• May 21st 2008, 06:36 AM
Gilbert
Hi,

Can someone help me on a website for the classification of quadrics(ellipsoids

parabolois,............)starting from the general second order equation.

Thanks.
• May 21st 2008, 03:16 PM

If that is it, just search for "quadratics."

What do you mean by "classifying"?

Any book explaining basic analytic geometry will tell you enough.

Look for "completing the square" if you want more.

Look for "polynomials of degree two" or "second degree polynomials" for more.

Bye.
• May 21st 2008, 06:20 PM
Reckoner
Quote:

Originally Posted by Gilbert
Hi,

Can someone help me on a website for the classification of quadrics(ellipsoids

parabolois,............)starting from the general second order equation.

Thanks.

Hi, Gilbert.
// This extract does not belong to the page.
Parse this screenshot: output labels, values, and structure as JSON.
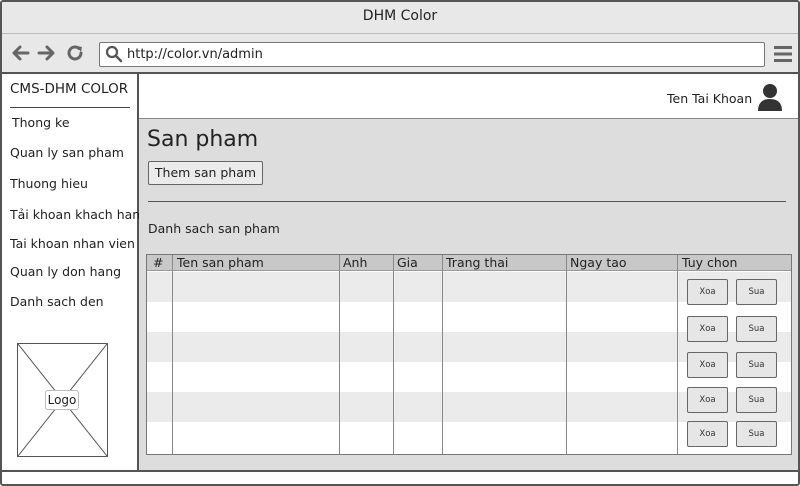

The Wikipedia article on quadrics and MathWorld's Quadratic Surfaces article has a list of the different types of quadric surfaces, and a simple Google search for "Quadrics" will turn up more.

For classification, you may need to perform a rotation of axes to eliminate the $\displaystyle xy,\;xz,\;\text{or}\;yz$ terms in its equation. Once in a normalized form, classification should be straightforward.
• May 21st 2008, 08:12 PM
Thanks.

That's beyond my experience although I have seen it, I have never to date had access to Mathematica or similar software nor the funds to purchase it.

A former calculus teacher once told me that he wanted to teach a class in Mathematica, stating, "You'll never get anywhere in mathematics without a computer." I am not so sure of what he meant by that, but I don't know if I will ever have enough discretionary cash to purchase this kind of software.

Quadratic Surface -- from Wolfram MathWorld

I wonder if a student edition of Mathematica is available and affordable.

It would be useful for help my daughter with math education.
• May 21st 2008, 11:13 PM
earboth
Quote:

... I am not so sure of what he meant by that, but I don't know if I will ever have enough discretionary cash to purchase this kind of software.
...

It would be useful for help my daughter with math education.

You'll find here a mathematical toolbox (including 3-D-graphs of functions and relations):

EuMathT - Euler Math Toolbox

I don't use this program so I can't help you very much how it is used etc. But if I remember correctly CaptainBlack is somehow involved in this project.

Give it a try.

Edit: To complete your collection of useful math programs:

Graph

That's the software used at this forum to draw graphs of functions

GeoGebra

This program is quite useful if you want to do some geometric constructions.

Certainely it isn't necessary to point out, that all computer programs are tools and you must know the math before you can use such a program appropriately.
• May 22nd 2008, 06:58 AM
Gilbert
Hi,